Trump officials struggle to explain his climate denial in the wake of Harvey and Irma

The administration's approach is a bit like treating an infection by putting on a shirt that covers it up.

Homeland Security Adviser Tom Bossert pauses as he speaks during a news briefing at the White House. CREDIT: AP Photo/Carolyn Kaster
Homeland Security Adviser Tom Bossert pauses as he speaks during a news briefing at the White House. CREDIT: AP Photo/Carolyn Kaster

This year is the first in U.S. history in which two Atlantic Category 4 hurricanes hit the country. As the latest of those storms — Hurricane Irma — neared Florida over the weekend, it was one of three swirling in the Atlantic Ocean basin at the same time.

These unusual and dangerous events will become more frequent as the climate continues to change, and yet it’s unclear whether President Trump even accepts climate science. Around the time he ordered the U.S. withdrawal from the Paris climate agreement on June 1, his press aides repeatedly dodged questions about the president’s stance on the issue, responding by saying they hadn’t had the chance to talk to him about it. On more than 100 occasions, Trump has publicly expressed skepticism about climate change.
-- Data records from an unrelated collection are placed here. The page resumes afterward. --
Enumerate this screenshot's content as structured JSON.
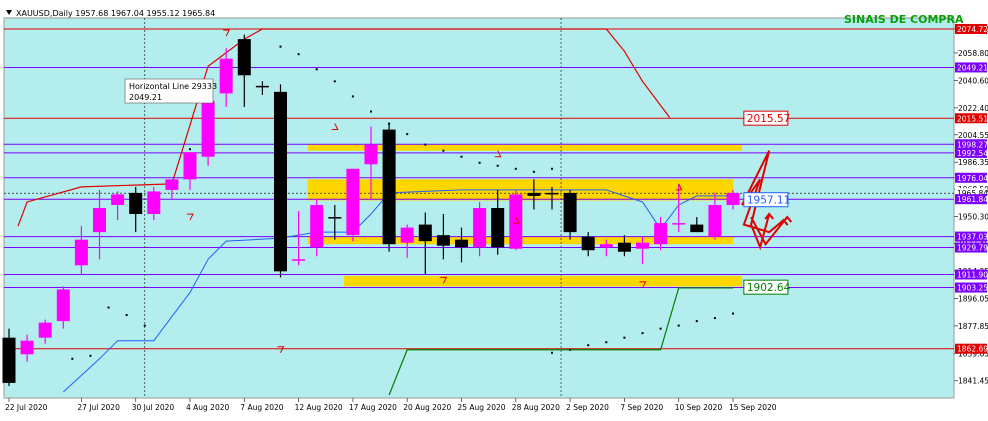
{
  "header": {
    "symbol_info": "XAUUSD,Daily  1957.68 1967.04 1955.12 1965.84",
    "signal_text": "SINAIS DE COMPRA"
  },
  "tooltip": {
    "line1": "Horizontal Line 29333",
    "line2": "2049.21"
  },
  "colors": {
    "background": "#b4eded",
    "bull": "#ff00ff",
    "bear": "#000000",
    "zone": "#ffd700",
    "red_line": "#e00000",
    "purple_line": "#7b00ff",
    "green_line": "#008000",
    "blue_line": "#1f5fff"
  },
  "chart_data": {
    "type": "candlestick",
    "ylim": [
      1830,
      2082
    ],
    "y_ticks": [
      "2074.72",
      "2058.80",
      "2040.60",
      "2022.40",
      "2004.55",
      "1986.35",
      "1968.50",
      "1950.30",
      "1932.45",
      "1914.25",
      "1896.05",
      "1877.85",
      "1859.65",
      "1841.45"
    ],
    "x_tick_labels": [
      {
        "i": 0,
        "label": "22 Jul 2020"
      },
      {
        "i": 4,
        "label": "27 Jul 2020"
      },
      {
        "i": 7,
        "label": "30 Jul 2020"
      },
      {
        "i": 10,
        "label": "4 Aug 2020"
      },
      {
        "i": 13,
        "label": "7 Aug 2020"
      },
      {
        "i": 16,
        "label": "12 Aug 2020"
      },
      {
        "i": 19,
        "label": "17 Aug 2020"
      },
      {
        "i": 22,
        "label": "20 Aug 2020"
      },
      {
        "i": 25,
        "label": "25 Aug 2020"
      },
      {
        "i": 28,
        "label": "28 Aug 2020"
      },
      {
        "i": 31,
        "label": "2 Sep 2020"
      },
      {
        "i": 34,
        "label": "7 Sep 2020"
      },
      {
        "i": 37,
        "label": "10 Sep 2020"
      },
      {
        "i": 40,
        "label": "15 Sep 2020"
      }
    ],
    "candles": [
      [
        1870,
        1876,
        1838,
        1840
      ],
      [
        1859,
        1872,
        1854,
        1868
      ],
      [
        1870,
        1882,
        1866,
        1880
      ],
      [
        1881,
        1904,
        1876,
        1902
      ],
      [
        1918,
        1944,
        1912,
        1935
      ],
      [
        1940,
        1968,
        1922,
        1956
      ],
      [
        1958,
        1967,
        1948,
        1965
      ],
      [
        1966,
        1970,
        1940,
        1952
      ],
      [
        1952,
        1970,
        1948,
        1967
      ],
      [
        1968,
        1975,
        1962,
        1975
      ],
      [
        1975,
        1993,
        1968,
        1993
      ],
      [
        1990,
        2030,
        1984,
        2027
      ],
      [
        2032,
        2062,
        2023,
        2055
      ],
      [
        2068,
        2071,
        2023,
        2044
      ],
      [
        2037,
        2040,
        2031,
        2036
      ],
      [
        2033,
        2038,
        1910,
        1914
      ],
      [
        1921,
        1954,
        1918,
        1922
      ],
      [
        1930,
        1962,
        1924,
        1958
      ],
      [
        1950,
        1958,
        1935,
        1949
      ],
      [
        1938,
        1982,
        1934,
        1982
      ],
      [
        1985,
        2010,
        1962,
        1998
      ],
      [
        2008,
        2012,
        1927,
        1932
      ],
      [
        1933,
        1945,
        1923,
        1943
      ],
      [
        1945,
        1953,
        1912,
        1934
      ],
      [
        1938,
        1952,
        1922,
        1931
      ],
      [
        1935,
        1943,
        1920,
        1930
      ],
      [
        1930,
        1960,
        1924,
        1956
      ],
      [
        1956,
        1968,
        1925,
        1930
      ],
      [
        1929,
        1968,
        1928,
        1965
      ],
      [
        1966,
        1975,
        1955,
        1964
      ],
      [
        1966,
        1970,
        1955,
        1965
      ],
      [
        1966,
        1968,
        1935,
        1940
      ],
      [
        1937,
        1940,
        1924,
        1928
      ],
      [
        1930,
        1935,
        1924,
        1932
      ],
      [
        1933,
        1938,
        1924,
        1927
      ],
      [
        1929,
        1937,
        1919,
        1933
      ],
      [
        1932,
        1950,
        1928,
        1946
      ],
      [
        1946,
        1972,
        1940,
        1946
      ],
      [
        1945,
        1950,
        1940,
        1940
      ],
      [
        1937,
        1966,
        1935,
        1958
      ],
      [
        1958,
        1968,
        1955,
        1966
      ]
    ],
    "horizontal_lines": [
      {
        "price": 2074.72,
        "color": "red",
        "label": "2074.72",
        "tag": "red"
      },
      {
        "price": 2049.21,
        "color": "purple",
        "label": "2049.21",
        "tag": "purple"
      },
      {
        "price": 2015.51,
        "color": "red",
        "label": "2015.51",
        "tag": "red"
      },
      {
        "price": 1998.27,
        "color": "purple",
        "label": "1998.27",
        "tag": "purple"
      },
      {
        "price": 1992.54,
        "color": "purple",
        "label": "1992.54",
        "tag": "purple"
      },
      {
        "price": 1976.04,
        "color": "purple",
        "label": "1976.04",
        "tag": "purple"
      },
      {
        "price": 1965.84,
        "color": "black",
        "label": "1965.84",
        "tag": "white"
      },
      {
        "price": 1961.84,
        "color": "purple",
        "label": "1961.84",
        "tag": "purple"
      },
      {
        "price": 1937.03,
        "color": "purple",
        "label": "1937.03",
        "tag": "purple"
      },
      {
        "price": 1929.79,
        "color": "purple",
        "label": "1929.79",
        "tag": "purple"
      },
      {
        "price": 1911.9,
        "color": "purple",
        "label": "1911.90",
        "tag": "purple"
      },
      {
        "price": 1903.25,
        "color": "purple",
        "label": "1903.25",
        "tag": "purple"
      },
      {
        "price": 1862.69,
        "color": "red",
        "label": "1862.69",
        "tag": "red"
      }
    ],
    "zones": [
      {
        "top": 1998,
        "bottom": 1994,
        "i0": 16.5,
        "i1": 40.5
      },
      {
        "top": 1975,
        "bottom": 1961,
        "i0": 16.5,
        "i1": 40
      },
      {
        "top": 1937,
        "bottom": 1932,
        "i0": 16.5,
        "i1": 40
      },
      {
        "top": 1911,
        "bottom": 1904,
        "i0": 18.5,
        "i1": 40.5
      }
    ],
    "zone_labels": [
      {
        "text": "2015.57",
        "price": 2015.57,
        "i": 40.6,
        "color": "red"
      },
      {
        "text": "1957.11",
        "price": 1961.5,
        "i": 40.6,
        "color": "blue"
      },
      {
        "text": "1902.64",
        "price": 1903.5,
        "i": 40.6,
        "color": "green"
      }
    ],
    "red_curve": [
      [
        0.5,
        1944
      ],
      [
        1,
        1960
      ],
      [
        4,
        1970
      ],
      [
        9,
        1972
      ],
      [
        11,
        2050
      ],
      [
        13,
        2068
      ],
      [
        14,
        2074.7
      ],
      [
        33,
        2074.7
      ],
      [
        34,
        2060
      ],
      [
        35,
        2040
      ],
      [
        36.5,
        2016
      ]
    ],
    "green_curve": [
      [
        21,
        1832
      ],
      [
        22,
        1862
      ],
      [
        35,
        1862
      ],
      [
        36,
        1862
      ],
      [
        37,
        1903
      ],
      [
        40,
        1903
      ]
    ],
    "blue_curve": [
      [
        3,
        1834
      ],
      [
        5,
        1856
      ],
      [
        6,
        1868
      ],
      [
        8,
        1868
      ],
      [
        10,
        1900
      ],
      [
        11,
        1922
      ],
      [
        12,
        1934
      ],
      [
        15,
        1936
      ],
      [
        16,
        1938
      ],
      [
        17,
        1940
      ],
      [
        19,
        1940
      ],
      [
        20,
        1952
      ],
      [
        21,
        1966
      ],
      [
        25,
        1968
      ],
      [
        30,
        1968
      ],
      [
        33,
        1968
      ],
      [
        35,
        1960
      ],
      [
        36,
        1942
      ],
      [
        37,
        1958
      ],
      [
        38,
        1964
      ],
      [
        40,
        1964
      ]
    ],
    "psar_dots": [
      [
        15,
        2063
      ],
      [
        16,
        2058
      ],
      [
        17,
        2048
      ],
      [
        18,
        2040
      ],
      [
        19,
        2030
      ],
      [
        20,
        2020
      ],
      [
        21,
        2012
      ],
      [
        22,
        2005
      ],
      [
        23,
        1998
      ],
      [
        24,
        1994
      ],
      [
        25,
        1990
      ],
      [
        26,
        1986
      ],
      [
        27,
        1984
      ],
      [
        28,
        1982
      ],
      [
        29,
        1980
      ],
      [
        30,
        1982
      ],
      [
        10,
        1995
      ],
      [
        7.5,
        1878
      ],
      [
        6.5,
        1885
      ],
      [
        5.5,
        1890
      ],
      [
        4.5,
        1858
      ],
      [
        3.5,
        1856
      ],
      [
        30,
        1860
      ],
      [
        31,
        1862
      ],
      [
        32,
        1865
      ],
      [
        33,
        1867
      ],
      [
        34,
        1870
      ],
      [
        35,
        1873
      ],
      [
        36,
        1876
      ],
      [
        37,
        1878
      ],
      [
        38,
        1881
      ],
      [
        39,
        1883
      ],
      [
        40,
        1886
      ]
    ],
    "arrows": [
      {
        "i": 24,
        "price": 1906,
        "dir": "down"
      },
      {
        "i": 35,
        "price": 1903,
        "dir": "down"
      },
      {
        "i": 28,
        "price": 1950,
        "dir": "up"
      },
      {
        "i": 37,
        "price": 1972,
        "dir": "up"
      },
      {
        "i": 15,
        "price": 1860,
        "dir": "down"
      },
      {
        "i": 12,
        "price": 2070,
        "dir": "down"
      },
      {
        "i": 18,
        "price": 2012,
        "dir": "up"
      },
      {
        "i": 27,
        "price": 1994,
        "dir": "up"
      },
      {
        "i": 10,
        "price": 1948,
        "dir": "down"
      }
    ],
    "zigzag": [
      [
        [
          40.5,
          1958
        ],
        [
          42,
          1994
        ],
        [
          41,
          1945
        ],
        [
          41.5,
          1930
        ],
        [
          42,
          1952
        ]
      ],
      [
        [
          40.5,
          1958
        ],
        [
          41.5,
          1975
        ],
        [
          40.6,
          1945
        ],
        [
          42,
          1940
        ],
        [
          42.8,
          1948
        ]
      ],
      [
        [
          41,
          1950
        ],
        [
          41.8,
          1932
        ],
        [
          43,
          1950
        ]
      ]
    ],
    "vlines_dotted": [
      7.5,
      30.5
    ]
  }
}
But in the wake of Hurricane Harvey, the Trump administration indicated it may be having some second thoughts about its climate denialism. According to the Washington Post, the devastation Harvey caused in flood-prone areas of Houston prompted the administration to reconsider rescinding an Obama-era rule it had just scrapped meant “to reduce the risks posed by flooding” by establishing “established new construction standards for roads, housing and other infrastructure projects that receive federal dollars.”

The topic came up at a White House news briefing on Monday. During a question-and-answer sessions with Homeland Security Adviser Tom Bossert,¬†CNN’s Jim Acosta pointed out that “the previous administration saw a connection between climate change and homeland security,” and asked whether the Trump administration sees that same link.

Bossert replied by saying that while “the causality is something outside my ability to analyze right now,” the administration does “continue to take seriously” climate change — at least to a point.

“I will tell you that we continue to take seriously the climate change — not the cause of it, but the things that we observe,” he said.

Bossert went on to claim that Trump is “committed” to “making sure that federal dollars aren’t used to rebuild things that will be in harm’s way later” — completely ignoring the fact that Trump’s actions last month¬†showed he was committed to the exact opposite.

Later, White House Press Secretary Sarah Huckabee Sanders was asked whether the multiple recent “one in 500-year” storms have prompted Trump to reconsider pulling out of the Paris accord. Sanders responded by suggesting that now wasn’t the time to talk about climate change because the administration “is focused on the recovery and relief efforts.”

NBC’s Hallie Jackson followed up by asking Sanders to clarify if Trump “believes human activity contributes to climate change.” Sanders indicated Trump still doesn’t accept climate science, saying Trump’s opinion hasn’t “changed over the last several weeks.”

“He’s addressed his opinion on that several times,” she added.

Trump recently appointed a climate science denier to run NASA, and his proposed budget includes deep cuts to the agencies tasked with helping coastal states prepare for future storms.